As you know, follow links have an empty rel property in the <a> tag. At first search engines just counted the number of inbound links a page had from external sources. Soon, people exploited this feature and got links by creating dummy pages, spammy blog or video comments, etc.
You see, that’s neither a good practice, nor a constructive one.
Hence, they (search engines) made it so that only dofollow links are counted towards measuring how much link juice (aka page rank) a page had. The higher this metric was, the higher the SERP placement that page had.
What this means is, even if you have a thousand backlinks to a page, it won’t really bring you much success (there are some exceptions).
Nofollow links pretty much just shout out to search engines to ignore everything that link contains and stands for. Sounds a bit rude when I put it that way, doesn’t it? But, it’s true though.
So, why would someone go through the trouble of marking a link as nofollow? It’s all for a good reason, of course; to weed out spammy or irrelevant links.
A blatantly promotional comment in a blog that’s not even remotely relevant to promote a new online store is not exactly the kind of links that should count towards your page rank, right?
Pro tip: Getting backlinks from spammy sources can actually hurt your SEO score these days. Spammy sources have very low Google Indexed pages, high spam score, low trust flow, low domain authority. So if you see a lot links coming from these sites, you should disavow them.
Now you get it, this is where nofollow links come into play and save the day.
Where nofollow links are needed and used:
Paid advertisement content
Obviously, it wouldn’t be fair to count paid promotion links, as people could just pay to increase their page rank. So, all paid ad content links have their rel set to nofollow.
Links from blog comments and forums
To avoid spammy spammers from building a successful link profile just by adding links on different blogs and forums such as quora.

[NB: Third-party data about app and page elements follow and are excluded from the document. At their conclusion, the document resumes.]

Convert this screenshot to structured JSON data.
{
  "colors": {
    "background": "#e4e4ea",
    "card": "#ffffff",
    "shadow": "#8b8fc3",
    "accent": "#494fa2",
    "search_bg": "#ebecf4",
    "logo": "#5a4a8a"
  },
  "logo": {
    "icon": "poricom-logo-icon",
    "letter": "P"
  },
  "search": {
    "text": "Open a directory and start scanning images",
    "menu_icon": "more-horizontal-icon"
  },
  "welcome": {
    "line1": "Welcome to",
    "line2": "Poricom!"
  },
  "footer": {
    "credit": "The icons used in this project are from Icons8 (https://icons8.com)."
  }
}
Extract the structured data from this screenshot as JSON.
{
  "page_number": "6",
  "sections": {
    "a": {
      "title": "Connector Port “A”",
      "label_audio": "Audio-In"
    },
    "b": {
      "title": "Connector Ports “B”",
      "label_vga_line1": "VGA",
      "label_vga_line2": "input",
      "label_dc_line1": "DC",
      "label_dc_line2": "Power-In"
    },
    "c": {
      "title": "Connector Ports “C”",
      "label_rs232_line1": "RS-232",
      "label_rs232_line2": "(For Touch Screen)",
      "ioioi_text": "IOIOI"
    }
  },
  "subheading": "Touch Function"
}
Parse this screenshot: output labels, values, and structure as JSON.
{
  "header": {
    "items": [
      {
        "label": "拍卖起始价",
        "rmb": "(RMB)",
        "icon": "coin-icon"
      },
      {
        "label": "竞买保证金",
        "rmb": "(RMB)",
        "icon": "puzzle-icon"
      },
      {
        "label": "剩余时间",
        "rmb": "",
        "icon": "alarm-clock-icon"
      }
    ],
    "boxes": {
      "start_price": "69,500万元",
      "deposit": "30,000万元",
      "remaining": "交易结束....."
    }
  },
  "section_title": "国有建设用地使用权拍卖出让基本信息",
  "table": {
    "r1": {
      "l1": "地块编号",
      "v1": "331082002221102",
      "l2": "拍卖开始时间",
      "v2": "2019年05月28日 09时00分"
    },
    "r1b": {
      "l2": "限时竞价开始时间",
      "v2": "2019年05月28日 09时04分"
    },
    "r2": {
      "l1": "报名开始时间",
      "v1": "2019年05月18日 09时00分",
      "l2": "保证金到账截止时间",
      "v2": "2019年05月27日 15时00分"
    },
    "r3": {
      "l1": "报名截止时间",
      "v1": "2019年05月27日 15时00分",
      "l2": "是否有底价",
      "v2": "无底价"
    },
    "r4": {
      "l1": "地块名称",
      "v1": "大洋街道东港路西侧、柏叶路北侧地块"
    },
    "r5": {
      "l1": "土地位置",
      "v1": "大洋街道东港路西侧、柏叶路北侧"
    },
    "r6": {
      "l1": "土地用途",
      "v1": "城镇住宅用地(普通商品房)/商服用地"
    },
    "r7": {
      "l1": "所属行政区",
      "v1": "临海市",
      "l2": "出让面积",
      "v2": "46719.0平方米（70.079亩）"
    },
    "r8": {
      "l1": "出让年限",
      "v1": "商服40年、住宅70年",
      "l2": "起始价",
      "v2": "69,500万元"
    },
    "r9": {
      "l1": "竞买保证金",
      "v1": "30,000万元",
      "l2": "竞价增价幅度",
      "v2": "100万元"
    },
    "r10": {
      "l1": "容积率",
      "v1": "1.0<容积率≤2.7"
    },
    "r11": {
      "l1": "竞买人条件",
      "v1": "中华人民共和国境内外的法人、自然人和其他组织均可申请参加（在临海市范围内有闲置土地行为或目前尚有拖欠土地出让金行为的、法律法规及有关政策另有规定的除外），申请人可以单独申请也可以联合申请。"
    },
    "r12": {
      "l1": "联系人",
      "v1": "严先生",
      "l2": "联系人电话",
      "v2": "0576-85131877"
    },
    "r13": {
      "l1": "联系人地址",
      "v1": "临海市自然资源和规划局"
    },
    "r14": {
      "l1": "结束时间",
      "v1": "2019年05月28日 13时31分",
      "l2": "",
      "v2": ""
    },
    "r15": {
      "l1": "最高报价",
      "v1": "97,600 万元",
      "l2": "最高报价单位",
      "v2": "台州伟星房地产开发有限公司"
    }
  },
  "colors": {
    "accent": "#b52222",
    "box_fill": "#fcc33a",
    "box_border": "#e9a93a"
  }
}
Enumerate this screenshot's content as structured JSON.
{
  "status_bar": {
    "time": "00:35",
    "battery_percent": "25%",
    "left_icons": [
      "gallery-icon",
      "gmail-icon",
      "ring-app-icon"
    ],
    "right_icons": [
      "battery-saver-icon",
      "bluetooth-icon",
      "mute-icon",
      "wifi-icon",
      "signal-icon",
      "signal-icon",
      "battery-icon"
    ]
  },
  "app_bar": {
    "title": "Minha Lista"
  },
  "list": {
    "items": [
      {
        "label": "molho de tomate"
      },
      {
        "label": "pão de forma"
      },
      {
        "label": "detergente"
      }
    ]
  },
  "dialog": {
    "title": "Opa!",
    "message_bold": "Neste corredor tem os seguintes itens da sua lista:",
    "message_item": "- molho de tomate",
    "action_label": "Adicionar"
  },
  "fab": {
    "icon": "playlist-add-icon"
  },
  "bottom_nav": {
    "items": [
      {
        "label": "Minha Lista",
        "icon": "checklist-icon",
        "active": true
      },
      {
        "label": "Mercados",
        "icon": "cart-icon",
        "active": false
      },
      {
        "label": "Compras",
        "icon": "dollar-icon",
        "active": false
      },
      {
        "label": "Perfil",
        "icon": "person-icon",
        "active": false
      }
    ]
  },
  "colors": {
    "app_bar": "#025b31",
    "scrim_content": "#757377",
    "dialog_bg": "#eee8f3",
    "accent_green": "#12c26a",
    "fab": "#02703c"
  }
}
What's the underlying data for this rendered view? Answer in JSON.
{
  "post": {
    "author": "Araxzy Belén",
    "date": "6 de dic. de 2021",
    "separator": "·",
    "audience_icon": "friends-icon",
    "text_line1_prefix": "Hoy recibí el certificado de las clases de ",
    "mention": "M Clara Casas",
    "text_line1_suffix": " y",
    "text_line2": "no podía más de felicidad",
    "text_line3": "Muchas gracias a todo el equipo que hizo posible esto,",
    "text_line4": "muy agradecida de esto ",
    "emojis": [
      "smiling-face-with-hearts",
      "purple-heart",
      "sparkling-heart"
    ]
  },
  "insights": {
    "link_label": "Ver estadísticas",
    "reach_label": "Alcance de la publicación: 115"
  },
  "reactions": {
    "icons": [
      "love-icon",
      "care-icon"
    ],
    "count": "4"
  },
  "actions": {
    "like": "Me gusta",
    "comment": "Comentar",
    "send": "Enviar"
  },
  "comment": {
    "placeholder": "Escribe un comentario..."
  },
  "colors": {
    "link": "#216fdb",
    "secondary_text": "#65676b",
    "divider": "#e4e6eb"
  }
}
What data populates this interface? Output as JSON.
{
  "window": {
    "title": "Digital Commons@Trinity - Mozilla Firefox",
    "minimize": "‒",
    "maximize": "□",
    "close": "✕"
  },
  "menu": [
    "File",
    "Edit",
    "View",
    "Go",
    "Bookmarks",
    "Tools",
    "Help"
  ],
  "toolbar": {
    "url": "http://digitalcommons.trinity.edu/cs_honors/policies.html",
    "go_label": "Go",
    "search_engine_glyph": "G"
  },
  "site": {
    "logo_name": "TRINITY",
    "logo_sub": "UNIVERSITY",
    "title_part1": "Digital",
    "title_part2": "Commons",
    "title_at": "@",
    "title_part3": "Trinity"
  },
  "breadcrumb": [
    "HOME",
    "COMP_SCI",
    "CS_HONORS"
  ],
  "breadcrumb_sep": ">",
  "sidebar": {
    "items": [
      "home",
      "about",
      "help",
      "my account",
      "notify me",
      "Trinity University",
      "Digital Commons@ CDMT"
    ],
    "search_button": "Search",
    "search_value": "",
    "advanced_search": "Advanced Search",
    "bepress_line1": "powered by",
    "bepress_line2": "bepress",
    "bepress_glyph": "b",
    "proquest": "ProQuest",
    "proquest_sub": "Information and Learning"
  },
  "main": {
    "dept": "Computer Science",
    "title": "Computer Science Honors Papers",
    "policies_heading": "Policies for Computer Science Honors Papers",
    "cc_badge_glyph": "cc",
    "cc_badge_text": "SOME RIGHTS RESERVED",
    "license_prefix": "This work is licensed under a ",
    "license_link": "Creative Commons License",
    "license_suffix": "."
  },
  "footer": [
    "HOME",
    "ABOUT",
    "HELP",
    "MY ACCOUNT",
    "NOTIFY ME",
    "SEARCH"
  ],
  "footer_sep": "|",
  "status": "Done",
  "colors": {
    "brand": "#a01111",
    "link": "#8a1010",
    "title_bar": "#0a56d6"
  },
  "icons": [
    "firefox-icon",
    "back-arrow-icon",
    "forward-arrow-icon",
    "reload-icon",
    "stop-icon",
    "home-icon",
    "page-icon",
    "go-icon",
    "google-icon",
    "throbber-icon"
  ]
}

This is done automatically in wordpress blogs, forums like quora when you provide external links. There is a better way to find success with this and we’ll discuss it in the next section
Last but not least, spammy sources. These sources are usually marked as spam and is extremely difficult to get back from if your site is marked as one. Mostly these sites provide little to value to users and hence, such “punishment”.
Okay then, you just have to completely ignore all nofollow and links and go for dofollow type links, right? Wrong!
Even though they don’t provide any SEO value to your page, they will still help new users discover your page and site.
Follow vs nofollow links ratio
That’s right, nofollow links can still be greatly useful by being a good source of referral traffic. For instance, by answering the right question with a helpful solution on a forum or a video, you can drive a measurable amount of referral traffic to your website.
Another reason is that, it won’t look convincing enough if all 400 of your links were do-follow links (and vice versa), now would it?
Balance is the key; maintaining a good amount of follow and nofollow links in the right ratio will create better likelihood of success.
Coming to the real question, what is the perfect/right ratio? 5:7 – I wish I could give you an answer like that. It’s not that simple. There’s a bit more to maintaining a good backlink profile than it appears.
It depends on distribution of your backlinks, both follow and nofollow, among different sites and their authority, trust flow, citation flow, and spam score amongst other metrics. These three main points that summarize the factors which your backlink profile:
- The rate at which you earned these links
- The source site and the type of link from that site, and
- The distribution of words in anchor text
When you request a link from someone they’ll try to evaluate you on these factors as well. So, put yourself in their shoes and think like they will.
See if the source you’re requesting is good enough for you and the other way around too. And lastly, good luck with link-building, cheers!